Suicidal Membrane Repair Regulates Phosphatidylserine Externalization during Apoptosis.
B. Mirnikjoo, K. Balasubramanian, and A. J. Schroit (2009)
J. Biol. Chem. 284, 22512-22516
   Abstract »    Full Text »    PDF »
Ly6Clow Monocytes Differentiate into Dendritic Cells and Cross-Tolerize T Cells through PDL-1.
Y. Peng, Y. Latchman, and K. B. Elkon (2009)
J. Immunol. 182, 2777-2785
   Abstract »    Full Text »    PDF »

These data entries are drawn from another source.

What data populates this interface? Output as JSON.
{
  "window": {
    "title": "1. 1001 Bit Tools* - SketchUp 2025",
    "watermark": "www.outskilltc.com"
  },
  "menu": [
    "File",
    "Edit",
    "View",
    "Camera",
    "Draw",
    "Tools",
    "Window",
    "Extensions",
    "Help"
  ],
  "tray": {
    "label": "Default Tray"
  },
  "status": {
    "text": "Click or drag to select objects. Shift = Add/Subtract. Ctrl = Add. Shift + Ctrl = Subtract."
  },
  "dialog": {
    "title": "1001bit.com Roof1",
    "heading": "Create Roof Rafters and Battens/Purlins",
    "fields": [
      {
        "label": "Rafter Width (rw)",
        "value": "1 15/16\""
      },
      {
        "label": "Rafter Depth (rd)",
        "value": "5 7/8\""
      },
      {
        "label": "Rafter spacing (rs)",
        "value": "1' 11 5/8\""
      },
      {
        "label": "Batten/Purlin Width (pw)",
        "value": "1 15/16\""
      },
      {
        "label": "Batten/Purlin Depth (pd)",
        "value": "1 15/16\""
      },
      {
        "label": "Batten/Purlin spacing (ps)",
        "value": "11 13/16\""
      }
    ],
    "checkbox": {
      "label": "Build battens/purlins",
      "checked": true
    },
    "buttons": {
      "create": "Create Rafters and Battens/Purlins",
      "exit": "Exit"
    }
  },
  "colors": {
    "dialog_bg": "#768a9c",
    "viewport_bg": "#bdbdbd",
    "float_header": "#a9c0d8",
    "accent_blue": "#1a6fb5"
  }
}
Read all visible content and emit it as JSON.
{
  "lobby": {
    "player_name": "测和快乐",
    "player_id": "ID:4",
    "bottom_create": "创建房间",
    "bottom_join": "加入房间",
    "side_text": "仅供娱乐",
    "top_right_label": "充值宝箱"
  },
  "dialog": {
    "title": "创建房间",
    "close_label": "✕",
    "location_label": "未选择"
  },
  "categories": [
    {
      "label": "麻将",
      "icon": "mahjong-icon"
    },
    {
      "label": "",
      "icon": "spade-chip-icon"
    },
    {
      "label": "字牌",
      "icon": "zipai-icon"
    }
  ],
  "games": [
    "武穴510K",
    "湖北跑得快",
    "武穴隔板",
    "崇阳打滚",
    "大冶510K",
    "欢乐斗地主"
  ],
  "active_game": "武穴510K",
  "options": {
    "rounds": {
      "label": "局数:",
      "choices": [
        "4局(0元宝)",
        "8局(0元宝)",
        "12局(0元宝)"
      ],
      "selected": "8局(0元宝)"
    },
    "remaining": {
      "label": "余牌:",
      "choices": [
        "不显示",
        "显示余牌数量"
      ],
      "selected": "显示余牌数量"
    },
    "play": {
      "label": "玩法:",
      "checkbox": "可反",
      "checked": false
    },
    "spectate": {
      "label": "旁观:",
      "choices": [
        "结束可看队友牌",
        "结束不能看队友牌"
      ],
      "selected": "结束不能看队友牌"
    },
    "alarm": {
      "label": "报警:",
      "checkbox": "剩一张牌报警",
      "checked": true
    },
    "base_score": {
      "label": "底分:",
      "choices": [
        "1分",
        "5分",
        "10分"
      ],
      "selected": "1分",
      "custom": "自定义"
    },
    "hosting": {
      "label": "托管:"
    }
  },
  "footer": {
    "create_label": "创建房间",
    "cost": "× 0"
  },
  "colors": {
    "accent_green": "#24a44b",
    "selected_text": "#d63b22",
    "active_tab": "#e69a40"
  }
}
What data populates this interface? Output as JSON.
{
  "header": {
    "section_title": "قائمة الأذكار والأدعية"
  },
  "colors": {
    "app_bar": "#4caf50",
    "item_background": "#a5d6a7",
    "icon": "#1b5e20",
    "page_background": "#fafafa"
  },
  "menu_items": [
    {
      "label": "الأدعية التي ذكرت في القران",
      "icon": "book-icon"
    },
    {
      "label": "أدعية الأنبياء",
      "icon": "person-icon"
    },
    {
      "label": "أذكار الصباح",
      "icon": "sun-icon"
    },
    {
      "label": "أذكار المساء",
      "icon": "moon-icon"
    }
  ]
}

Sumoylation of Peroxisome Proliferator-Activated Receptor {gamma} by Apoptotic Cells Prevents Lipopolysaccharide-Induced NCoR Removal from {kappa}B Binding Sites Mediating Transrepression of Proinflammatory Cytokines.
C. Jennewein, A.-M. Kuhn, M. V. Schmidt, V. Meilladec-Jullig, A. von Knethen, F. J. Gonzalez, and B. Brune (2008)
J. Immunol. 181, 5646-5652
   Abstract »    Full Text »    PDF »
N-acetyl Cysteine Protects Pulp Cells from Resin Toxins in vivo.
A. Paranjpe, E.C. Sung, N.A. Cacalano, W.R. Hume, and A. Jewett (2008)
Journal of Dental Research 87, 537-541
   Abstract »    Full Text »    PDF »
Apoptosis in the lung: induction, clearance and detection.
P. M. Henson and R. M. Tuder (2008)
Am J Physiol Lung Cell Mol Physiol 294, L601-L611
   Abstract »    Full Text »    PDF »
Complement Receptor 3 Ligation of Dendritic Cells Suppresses Their Stimulatory Capacity.
E. M. Behrens, U. Sriram, D. K. Shivers, M. Gallucci, Z. Ma, T. H. Finkel, and S. Gallucci (2007)
J. Immunol. 178, 6268-6279
   Abstract »    Full Text »    PDF »
Nitrosative Stress Inhibits the Aminophospholipid Translocase Resulting in Phosphatidylserine Externalization and Macrophage Engulfment: IMPLICATIONS FOR THE RESOLUTION OF INFLAMMATION.
Y. Y. Tyurina, L. V. Basova, N. V. Konduru, V. A. Tyurin, A. I. Potapovich, P. Cai, H. Bayir, D. Stoyanovsky, B. R. Pitt, A. A. Shvedova, et al. (2007)
J. Biol. Chem. 282, 8498-8509
   Abstract »    Full Text »    PDF »

To Advertise     Find Products

Science Signaling. ISSN 1937-9145 (online), 1945-0877 (print). Pre-2008: Science's STKE. ISSN 1525-8882